- _Exercise objective_
Retype the data below in full, keeping every character as it is.
Material to process Start Marker
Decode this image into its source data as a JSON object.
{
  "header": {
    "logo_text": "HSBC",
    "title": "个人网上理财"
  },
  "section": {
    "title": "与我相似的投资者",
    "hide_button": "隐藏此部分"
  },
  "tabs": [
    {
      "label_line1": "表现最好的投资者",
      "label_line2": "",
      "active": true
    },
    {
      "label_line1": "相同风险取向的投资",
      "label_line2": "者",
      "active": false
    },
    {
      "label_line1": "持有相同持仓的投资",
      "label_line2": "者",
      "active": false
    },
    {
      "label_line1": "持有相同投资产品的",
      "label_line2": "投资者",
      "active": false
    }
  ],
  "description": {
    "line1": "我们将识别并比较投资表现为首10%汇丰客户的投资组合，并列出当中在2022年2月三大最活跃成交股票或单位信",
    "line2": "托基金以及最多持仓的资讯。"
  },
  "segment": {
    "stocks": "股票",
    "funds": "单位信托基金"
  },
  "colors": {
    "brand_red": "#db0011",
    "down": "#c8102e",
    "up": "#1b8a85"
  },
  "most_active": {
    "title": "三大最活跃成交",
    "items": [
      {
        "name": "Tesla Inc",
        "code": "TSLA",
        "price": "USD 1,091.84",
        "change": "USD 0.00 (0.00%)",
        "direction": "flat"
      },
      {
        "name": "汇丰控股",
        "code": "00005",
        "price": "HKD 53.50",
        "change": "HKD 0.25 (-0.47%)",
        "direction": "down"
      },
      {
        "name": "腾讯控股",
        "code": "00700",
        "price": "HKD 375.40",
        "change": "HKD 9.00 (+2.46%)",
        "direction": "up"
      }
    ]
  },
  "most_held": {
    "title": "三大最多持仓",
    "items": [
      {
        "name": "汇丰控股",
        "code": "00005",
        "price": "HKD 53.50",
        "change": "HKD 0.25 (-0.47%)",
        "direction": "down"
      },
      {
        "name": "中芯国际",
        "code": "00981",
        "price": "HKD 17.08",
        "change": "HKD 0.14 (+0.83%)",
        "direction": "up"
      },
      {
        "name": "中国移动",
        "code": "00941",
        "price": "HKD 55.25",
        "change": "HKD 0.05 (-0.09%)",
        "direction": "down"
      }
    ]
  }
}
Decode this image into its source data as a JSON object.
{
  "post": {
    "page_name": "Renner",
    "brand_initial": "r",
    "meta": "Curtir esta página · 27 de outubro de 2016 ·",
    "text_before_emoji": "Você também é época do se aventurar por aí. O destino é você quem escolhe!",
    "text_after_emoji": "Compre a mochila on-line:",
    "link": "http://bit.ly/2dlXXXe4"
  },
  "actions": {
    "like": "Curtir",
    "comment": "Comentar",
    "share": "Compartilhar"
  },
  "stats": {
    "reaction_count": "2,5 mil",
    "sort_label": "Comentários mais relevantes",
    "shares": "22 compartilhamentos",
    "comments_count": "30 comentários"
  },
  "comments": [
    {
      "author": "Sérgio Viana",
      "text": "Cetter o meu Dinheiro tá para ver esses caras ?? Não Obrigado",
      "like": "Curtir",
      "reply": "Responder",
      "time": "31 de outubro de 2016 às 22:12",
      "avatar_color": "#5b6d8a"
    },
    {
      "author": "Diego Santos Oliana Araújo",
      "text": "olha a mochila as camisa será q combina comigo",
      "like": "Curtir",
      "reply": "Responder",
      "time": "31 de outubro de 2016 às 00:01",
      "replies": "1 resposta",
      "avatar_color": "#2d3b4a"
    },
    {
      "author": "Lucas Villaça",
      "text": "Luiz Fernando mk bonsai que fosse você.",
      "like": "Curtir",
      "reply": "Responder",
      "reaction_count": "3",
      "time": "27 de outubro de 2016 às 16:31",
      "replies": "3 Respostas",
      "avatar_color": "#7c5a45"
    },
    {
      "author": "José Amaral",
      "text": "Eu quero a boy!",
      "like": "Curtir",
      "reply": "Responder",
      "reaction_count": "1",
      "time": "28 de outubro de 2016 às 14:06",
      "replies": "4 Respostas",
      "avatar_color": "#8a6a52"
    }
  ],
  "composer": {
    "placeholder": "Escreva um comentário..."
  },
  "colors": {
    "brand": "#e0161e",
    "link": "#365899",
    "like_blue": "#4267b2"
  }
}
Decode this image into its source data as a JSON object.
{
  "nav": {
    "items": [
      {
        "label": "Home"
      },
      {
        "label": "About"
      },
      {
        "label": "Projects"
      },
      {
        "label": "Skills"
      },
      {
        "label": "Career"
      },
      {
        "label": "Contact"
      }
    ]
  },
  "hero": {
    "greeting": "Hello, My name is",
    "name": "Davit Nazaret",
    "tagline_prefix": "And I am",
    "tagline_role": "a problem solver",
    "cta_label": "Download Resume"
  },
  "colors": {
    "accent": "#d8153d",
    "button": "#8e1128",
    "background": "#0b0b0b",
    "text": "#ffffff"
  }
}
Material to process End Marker
- _Reply to the exercise_
Decode this image into its source data as a JSON object.
{
  "header": {
    "logo_text": "HSBC",
    "title": "个人网上理财"
  },
  "section": {
    "title": "与我相似的投资者",
    "hide_button": "隐藏此部分"
  },
  "tabs": [
    {
      "label_line1": "表现最好的投资者",
      "label_line2": "",
      "active": true
    },
    {
      "label_line1": "相同风险取向的投资",
      "label_line2": "者",
      "active": false
    },
    {
      "label_line1": "持有相同持仓的投资",
      "label_line2": "者",
      "active": false
    },
    {
      "label_line1": "持有相同投资产品的",
      "label_line2": "投资者",
      "active": false
    }
  ],
  "description": {
    "line1": "我们将识别并比较投资表现为首10%汇丰客户的投资组合，并列出当中在2022年2月三大最活跃成交股票或单位信",
    "line2": "托基金以及最多持仓的资讯。"
  },
  "segment": {
    "stocks": "股票",
    "funds": "单位信托基金"
  },
  "colors": {
    "brand_red": "#db0011",
    "down": "#c8102e",
    "up": "#1b8a85"
  },
  "most_active": {
    "title": "三大最活跃成交",
    "items": [
      {
        "name": "Tesla Inc",
        "code": "TSLA",
        "price": "USD 1,091.84",
        "change": "USD 0.00 (0.00%)",
        "direction": "flat"
      },
      {
        "name": "汇丰控股",
        "code": "00005",
        "price": "HKD 53.50",
        "change": "HKD 0.25 (-0.47%)",
        "direction": "down"
      },
      {
        "name": "腾讯控股",
        "code": "00700",
        "price": "HKD 375.40",
        "change": "HKD 9.00 (+2.46%)",
        "direction": "up"
      }
    ]
  },
  "most_held": {
    "title": "三大最多持仓",
    "items": [
      {
        "name": "汇丰控股",
        "code": "00005",
        "price": "HKD 53.50",
        "change": "HKD 0.25 (-0.47%)",
        "direction": "down"
      },
      {
        "name": "中芯国际",
        "code": "00981",
        "price": "HKD 17.08",
        "change": "HKD 0.14 (+0.83%)",
        "direction": "up"
      },
      {
        "name": "中国移动",
        "code": "00941",
        "price": "HKD 55.25",
        "change": "HKD 0.05 (-0.09%)",
        "direction": "down"
      }
    ]
  }
}
Decode this image into its source data as a JSON object.
{
  "post": {
    "page_name": "Renner",
    "brand_initial": "r",
    "meta": "Curtir esta página · 27 de outubro de 2016 ·",
    "text_before_emoji": "Você também é época do se aventurar por aí. O destino é você quem escolhe!",
    "text_after_emoji": "Compre a mochila on-line:",
    "link": "http://bit.ly/2dlXXXe4"
  },
  "actions": {
    "like": "Curtir",
    "comment": "Comentar",
    "share": "Compartilhar"
  },
  "stats": {
    "reaction_count": "2,5 mil",
    "sort_label": "Comentários mais relevantes",
    "shares": "22 compartilhamentos",
    "comments_count": "30 comentários"
  },
  "comments": [
    {
      "author": "Sérgio Viana",
      "text": "Cetter o meu Dinheiro tá para ver esses caras ?? Não Obrigado",
      "like": "Curtir",
      "reply": "Responder",
      "time": "31 de outubro de 2016 às 22:12",
      "avatar_color": "#5b6d8a"
    },
    {
      "author": "Diego Santos Oliana Araújo",
      "text": "olha a mochila as camisa será q combina comigo",
      "like": "Curtir",
      "reply": "Responder",
      "time": "31 de outubro de 2016 às 00:01",
      "replies": "1 resposta",
      "avatar_color": "#2d3b4a"
    },
    {
      "author": "Lucas Villaça",
      "text": "Luiz Fernando mk bonsai que fosse você.",
      "like": "Curtir",
      "reply": "Responder",
      "reaction_count": "3",
      "time": "27 de outubro de 2016 às 16:31",
      "replies": "3 Respostas",
      "avatar_color": "#7c5a45"
    },
    {
      "author": "José Amaral",
      "text": "Eu quero a boy!",
      "like": "Curtir",
      "reply": "Responder",
      "reaction_count": "1",
      "time": "28 de outubro de 2016 às 14:06",
      "replies": "4 Respostas",
      "avatar_color": "#8a6a52"
    }
  ],
  "composer": {
    "placeholder": "Escreva um comentário..."
  },
  "colors": {
    "brand": "#e0161e",
    "link": "#365899",
    "like_blue": "#4267b2"
  }
}
Decode this image into its source data as a JSON object.
{
  "nav": {
    "items": [
      {
        "label": "Home"
      },
      {
        "label": "About"
      },
      {
        "label": "Projects"
      },
      {
        "label": "Skills"
      },
      {
        "label": "Career"
      },
      {
        "label": "Contact"
      }
    ]
  },
  "hero": {
    "greeting": "Hello, My name is",
    "name": "Davit Nazaret",
    "tagline_prefix": "And I am",
    "tagline_role": "a problem solver",
    "cta_label": "Download Resume"
  },
  "colors": {
    "accent": "#d8153d",
    "button": "#8e1128",
    "background": "#0b0b0b",
    "text": "#ffffff"
  }
}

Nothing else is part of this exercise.